A famous saying of Murata Shuko is 'The moon is at its best when partly hidden by clouds'. Behind this idea is the poet Kenko's 'Tsurezure-gusa' ('Essays in Idleness') in which he says, 'Is it true that flowers are only beautiful when tyey are in full bloom and the moon when it is full?'. This is the aesthetic of the beauty of imperfection and of seeing something in the mind's eye. Behind the formation of chanoyu was the formation of this kind of aesthetic. This aesthetic was born of the tradition of waka and of renga poetry which was popular in the Kamakura and Muromachi periods.
Sen no Rikyu's teacher Takeno Joo whose objective was wabi-cha left these words, 'In renga there are the concepts of "withered" and "chill". Chanoyu should also embody these concepts'. Both Shuko and Joo practiced waka and renga, were familiar with that world and took their aesthetic concepts into chanoyu to create wabi-cha.
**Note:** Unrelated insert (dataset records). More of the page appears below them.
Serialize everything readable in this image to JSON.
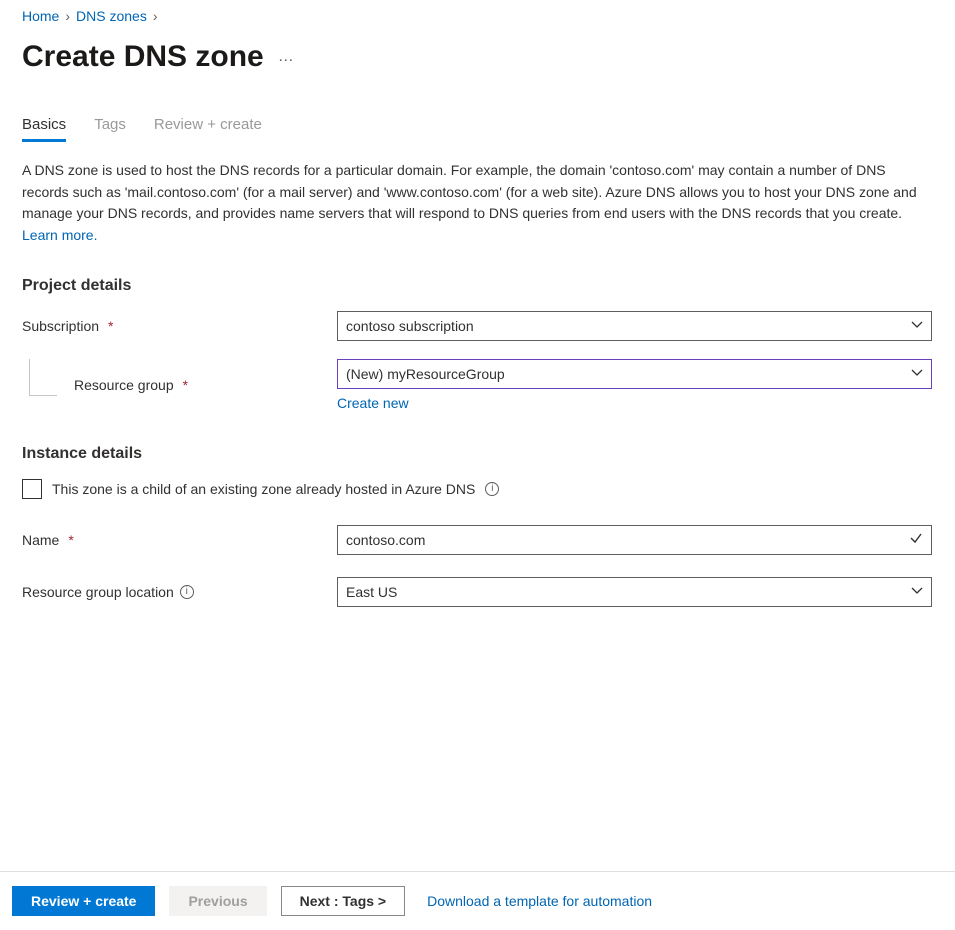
{
  "breadcrumb": {
    "home": "Home",
    "dns_zones": "DNS zones"
  },
  "title": "Create DNS zone",
  "tabs": {
    "basics": "Basics",
    "tags": "Tags",
    "review": "Review + create"
  },
  "description": {
    "text": "A DNS zone is used to host the DNS records for a particular domain. For example, the domain 'contoso.com' may contain a number of DNS records such as 'mail.contoso.com' (for a mail server) and 'www.contoso.com' (for a web site). Azure DNS allows you to host your DNS zone and manage your DNS records, and provides name servers that will respond to DNS queries from end users with the DNS records that you create.  ",
    "learn_more": "Learn more."
  },
  "project": {
    "heading": "Project details",
    "subscription_label": "Subscription",
    "subscription_value": "contoso subscription",
    "rg_label": "Resource group",
    "rg_value": "(New) myResourceGroup",
    "create_new": "Create new"
  },
  "instance": {
    "heading": "Instance details",
    "child_label": "This zone is a child of an existing zone already hosted in Azure DNS",
    "name_label": "Name",
    "name_value": "contoso.com",
    "rgloc_label": "Resource group location",
    "rgloc_value": "East US"
  },
  "footer": {
    "review": "Review + create",
    "previous": "Previous",
    "next": "Next : Tags >",
    "download": "Download a template for automation"
  },
  "info_glyph": "i"
}
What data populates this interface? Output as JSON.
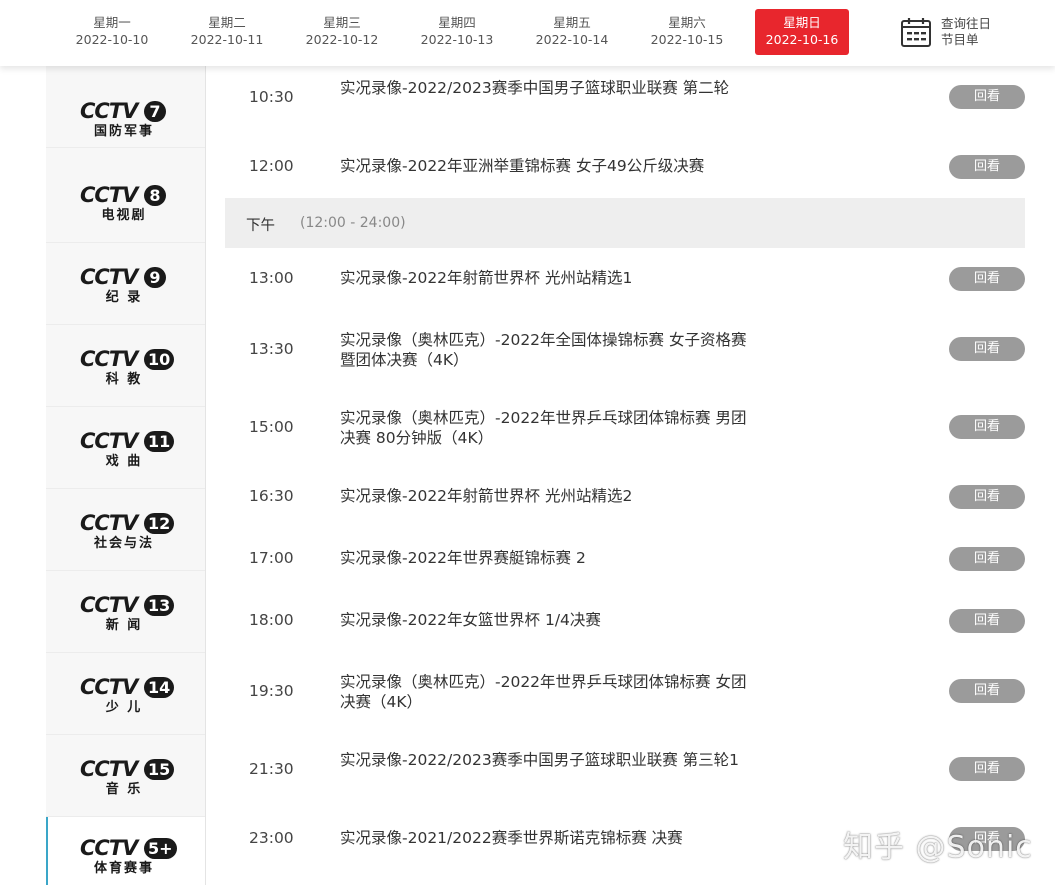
{
  "date_tabs": [
    {
      "weekday": "星期一",
      "date": "2022-10-10"
    },
    {
      "weekday": "星期二",
      "date": "2022-10-11"
    },
    {
      "weekday": "星期三",
      "date": "2022-10-12"
    },
    {
      "weekday": "星期四",
      "date": "2022-10-13"
    },
    {
      "weekday": "星期五",
      "date": "2022-10-14"
    },
    {
      "weekday": "星期六",
      "date": "2022-10-15"
    },
    {
      "weekday": "星期日",
      "date": "2022-10-16",
      "active": true
    }
  ],
  "history": {
    "line1": "查询往日",
    "line2": "节目单",
    "icon": "calendar-icon"
  },
  "colors": {
    "accent": "#e8262d",
    "replay_button": "#9b9b9b",
    "active_channel_border": "#3aa6c8"
  },
  "channels": [
    {
      "brand": "CCTV",
      "num": "7",
      "name": "国防军事"
    },
    {
      "brand": "CCTV",
      "num": "8",
      "name": "电视剧"
    },
    {
      "brand": "CCTV",
      "num": "9",
      "name": "纪 录"
    },
    {
      "brand": "CCTV",
      "num": "10",
      "name": "科 教"
    },
    {
      "brand": "CCTV",
      "num": "11",
      "name": "戏 曲"
    },
    {
      "brand": "CCTV",
      "num": "12",
      "name": "社会与法"
    },
    {
      "brand": "CCTV",
      "num": "13",
      "name": "新 闻"
    },
    {
      "brand": "CCTV",
      "num": "14",
      "name": "少 儿"
    },
    {
      "brand": "CCTV",
      "num": "15",
      "name": "音 乐"
    },
    {
      "brand": "CCTV",
      "num": "5+",
      "name": "体育赛事",
      "active": true
    }
  ],
  "section": {
    "label": "下午",
    "range": "(12:00 - 24:00)"
  },
  "replay_label": "回看",
  "programs": [
    {
      "time": "10:30",
      "title": "实况录像-2022/2023赛季中国男子篮球职业联赛 第二轮"
    },
    {
      "time": "12:00",
      "title": "实况录像-2022年亚洲举重锦标赛 女子49公斤级决赛"
    },
    {
      "time": "13:00",
      "title": "实况录像-2022年射箭世界杯 光州站精选1"
    },
    {
      "time": "13:30",
      "title": "实况录像（奥林匹克）-2022年全国体操锦标赛 女子资格赛暨团体决赛（4K）"
    },
    {
      "time": "15:00",
      "title": "实况录像（奥林匹克）-2022年世界乒乓球团体锦标赛 男团决赛 80分钟版（4K）"
    },
    {
      "time": "16:30",
      "title": "实况录像-2022年射箭世界杯 光州站精选2"
    },
    {
      "time": "17:00",
      "title": "实况录像-2022年世界赛艇锦标赛 2"
    },
    {
      "time": "18:00",
      "title": "实况录像-2022年女篮世界杯 1/4决赛"
    },
    {
      "time": "19:30",
      "title": "实况录像（奥林匹克）-2022年世界乒乓球团体锦标赛 女团决赛（4K）"
    },
    {
      "time": "21:30",
      "title": "实况录像-2022/2023赛季中国男子篮球职业联赛 第三轮1"
    },
    {
      "time": "23:00",
      "title": "实况录像-2021/2022赛季世界斯诺克锦标赛 决赛"
    }
  ],
  "watermark": "知乎 @Sonic"
}
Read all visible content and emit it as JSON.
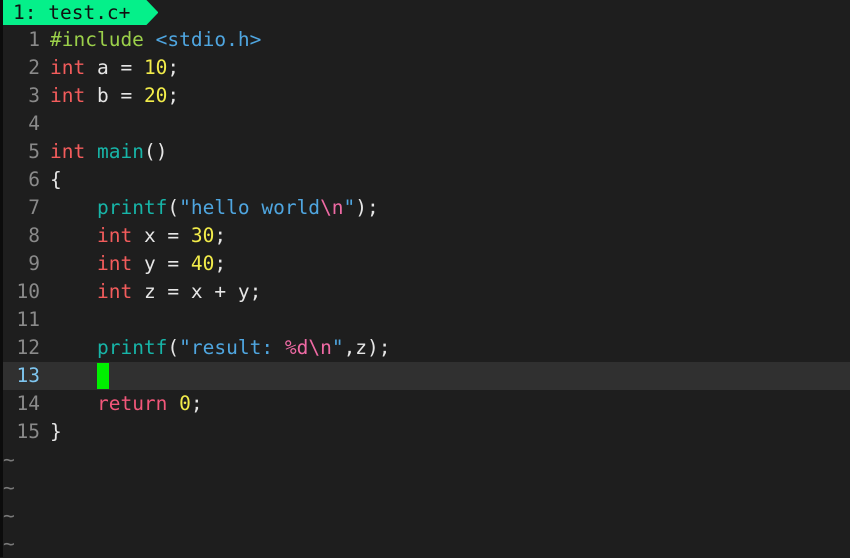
{
  "tabline": {
    "tabs": [
      {
        "index": "1:",
        "name": "test.c+",
        "active": true
      }
    ],
    "accent": "#05f08a"
  },
  "editor": {
    "current_line": 13,
    "lines": [
      {
        "num": "1",
        "tokens": [
          {
            "t": "pp",
            "v": "#include"
          },
          {
            "t": "code",
            "v": " "
          },
          {
            "t": "inc",
            "v": "<stdio.h>"
          }
        ]
      },
      {
        "num": "2",
        "tokens": [
          {
            "t": "kw",
            "v": "int"
          },
          {
            "t": "code",
            "v": " a = "
          },
          {
            "t": "num",
            "v": "10"
          },
          {
            "t": "code",
            "v": ";"
          }
        ]
      },
      {
        "num": "3",
        "tokens": [
          {
            "t": "kw",
            "v": "int"
          },
          {
            "t": "code",
            "v": " b = "
          },
          {
            "t": "num",
            "v": "20"
          },
          {
            "t": "code",
            "v": ";"
          }
        ]
      },
      {
        "num": "4",
        "tokens": []
      },
      {
        "num": "5",
        "tokens": [
          {
            "t": "kw",
            "v": "int"
          },
          {
            "t": "code",
            "v": " "
          },
          {
            "t": "fn",
            "v": "main"
          },
          {
            "t": "code",
            "v": "()"
          }
        ]
      },
      {
        "num": "6",
        "tokens": [
          {
            "t": "code",
            "v": "{"
          }
        ]
      },
      {
        "num": "7",
        "tokens": [
          {
            "t": "code",
            "v": "    "
          },
          {
            "t": "fn",
            "v": "printf"
          },
          {
            "t": "code",
            "v": "("
          },
          {
            "t": "str",
            "v": "\"hello world"
          },
          {
            "t": "esc",
            "v": "\\n"
          },
          {
            "t": "str",
            "v": "\""
          },
          {
            "t": "code",
            "v": ");"
          }
        ]
      },
      {
        "num": "8",
        "tokens": [
          {
            "t": "code",
            "v": "    "
          },
          {
            "t": "kw",
            "v": "int"
          },
          {
            "t": "code",
            "v": " x = "
          },
          {
            "t": "num",
            "v": "30"
          },
          {
            "t": "code",
            "v": ";"
          }
        ]
      },
      {
        "num": "9",
        "tokens": [
          {
            "t": "code",
            "v": "    "
          },
          {
            "t": "kw",
            "v": "int"
          },
          {
            "t": "code",
            "v": " y = "
          },
          {
            "t": "num",
            "v": "40"
          },
          {
            "t": "code",
            "v": ";"
          }
        ]
      },
      {
        "num": "10",
        "tokens": [
          {
            "t": "code",
            "v": "    "
          },
          {
            "t": "kw",
            "v": "int"
          },
          {
            "t": "code",
            "v": " z = x + y;"
          }
        ]
      },
      {
        "num": "11",
        "tokens": []
      },
      {
        "num": "12",
        "tokens": [
          {
            "t": "code",
            "v": "    "
          },
          {
            "t": "fn",
            "v": "printf"
          },
          {
            "t": "code",
            "v": "("
          },
          {
            "t": "str",
            "v": "\"result: "
          },
          {
            "t": "esc",
            "v": "%d\\n"
          },
          {
            "t": "str",
            "v": "\""
          },
          {
            "t": "code",
            "v": ",z);"
          }
        ]
      },
      {
        "num": "13",
        "tokens": [
          {
            "t": "code",
            "v": "    "
          },
          {
            "t": "cursor",
            "v": ""
          }
        ]
      },
      {
        "num": "14",
        "tokens": [
          {
            "t": "code",
            "v": "    "
          },
          {
            "t": "ret",
            "v": "return"
          },
          {
            "t": "code",
            "v": " "
          },
          {
            "t": "num",
            "v": "0"
          },
          {
            "t": "code",
            "v": ";"
          }
        ]
      },
      {
        "num": "15",
        "tokens": [
          {
            "t": "code",
            "v": "}"
          }
        ]
      }
    ],
    "empty_line_marker": "~",
    "empty_line_count": 4
  }
}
Especially in the world of renga there are the defining concepts of 'chill' and 'withered', and this is found in the treatise on renga by the disciple of the poet Shotetsu, Shinkei (1406-75). This aesthetic theory was passed on to his disciple Sogi (1421-1502) and then to Sanjonishi Sanetaka who was Joo's teacher.
In this way the aesthetics of waka and renga were inherited by the pioneers of chanoyu, Shuko and Joo. The fact that this condition is often symbolized in chanoyu through waka, is because it has a background of classical arts.
Also, in the Kamakura and Muromachi periods, at the popular renga gatherings, people would gather and practice according to the rules. Incense was probably burned and flowers arranged and there was also chanoyu. In this way the culture of chanoyu was born from the development of the form and manners of such gatherings for the practice of the arts, so that the renga gathering can be said to be the mother of chanoyu.